- _Aim of the exercise_
All of the data is to be copied word for word.

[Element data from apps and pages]
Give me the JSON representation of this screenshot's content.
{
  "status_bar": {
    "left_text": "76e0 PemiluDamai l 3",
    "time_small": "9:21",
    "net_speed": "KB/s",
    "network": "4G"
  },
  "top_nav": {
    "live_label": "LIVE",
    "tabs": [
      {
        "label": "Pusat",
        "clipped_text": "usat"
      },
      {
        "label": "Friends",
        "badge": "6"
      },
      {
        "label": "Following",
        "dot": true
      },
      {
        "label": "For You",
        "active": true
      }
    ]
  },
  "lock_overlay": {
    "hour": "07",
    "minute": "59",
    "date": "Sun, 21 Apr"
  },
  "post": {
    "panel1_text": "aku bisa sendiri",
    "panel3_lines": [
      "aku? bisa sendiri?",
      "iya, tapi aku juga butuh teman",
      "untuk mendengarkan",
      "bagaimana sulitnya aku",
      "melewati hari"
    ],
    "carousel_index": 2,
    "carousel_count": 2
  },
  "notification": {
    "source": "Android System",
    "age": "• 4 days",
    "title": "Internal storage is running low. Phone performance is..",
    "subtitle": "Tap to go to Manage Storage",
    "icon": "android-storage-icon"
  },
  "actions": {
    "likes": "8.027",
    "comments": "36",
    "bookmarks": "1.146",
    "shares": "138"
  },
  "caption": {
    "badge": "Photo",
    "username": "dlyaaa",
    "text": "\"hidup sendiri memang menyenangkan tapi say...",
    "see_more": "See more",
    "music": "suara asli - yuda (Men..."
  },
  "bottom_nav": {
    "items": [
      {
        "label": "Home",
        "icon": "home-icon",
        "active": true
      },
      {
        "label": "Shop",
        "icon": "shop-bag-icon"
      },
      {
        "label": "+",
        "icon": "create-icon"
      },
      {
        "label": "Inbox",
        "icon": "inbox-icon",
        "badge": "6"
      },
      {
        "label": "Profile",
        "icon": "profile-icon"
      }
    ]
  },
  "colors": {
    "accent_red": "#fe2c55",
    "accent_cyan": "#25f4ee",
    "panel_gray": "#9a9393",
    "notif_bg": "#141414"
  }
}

- _Task result_
Give me the JSON representation of this screenshot's content.
{
  "status_bar": {
    "left_text": "76e0 PemiluDamai l 3",
    "time_small": "9:21",
    "net_speed": "KB/s",
    "network": "4G"
  },
  "top_nav": {
    "live_label": "LIVE",
    "tabs": [
      {
        "label": "Pusat",
        "clipped_text": "usat"
      },
      {
        "label": "Friends",
        "badge": "6"
      },
      {
        "label": "Following",
        "dot": true
      },
      {
        "label": "For You",
        "active": true
      }
    ]
  },
  "lock_overlay": {
    "hour": "07",
    "minute": "59",
    "date": "Sun, 21 Apr"
  },
  "post": {
    "panel1_text": "aku bisa sendiri",
    "panel3_lines": [
      "aku? bisa sendiri?",
      "iya, tapi aku juga butuh teman",
      "untuk mendengarkan",
      "bagaimana sulitnya aku",
      "melewati hari"
    ],
    "carousel_index": 2,
    "carousel_count": 2
  },
  "notification": {
    "source": "Android System",
    "age": "• 4 days",
    "title": "Internal storage is running low. Phone performance is..",
    "subtitle": "Tap to go to Manage Storage",
    "icon": "android-storage-icon"
  },
  "actions": {
    "likes": "8.027",
    "comments": "36",
    "bookmarks": "1.146",
    "shares": "138"
  },
  "caption": {
    "badge": "Photo",
    "username": "dlyaaa",
    "text": "\"hidup sendiri memang menyenangkan tapi say...",
    "see_more": "See more",
    "music": "suara asli - yuda (Men..."
  },
  "bottom_nav": {
    "items": [
      {
        "label": "Home",
        "icon": "home-icon",
        "active": true
      },
      {
        "label": "Shop",
        "icon": "shop-bag-icon"
      },
      {
        "label": "+",
        "icon": "create-icon"
      },
      {
        "label": "Inbox",
        "icon": "inbox-icon",
        "badge": "6"
      },
      {
        "label": "Profile",
        "icon": "profile-icon"
      }
    ]
  },
  "colors": {
    "accent_red": "#fe2c55",
    "accent_cyan": "#25f4ee",
    "panel_gray": "#9a9393",
    "notif_bg": "#141414"
  }
}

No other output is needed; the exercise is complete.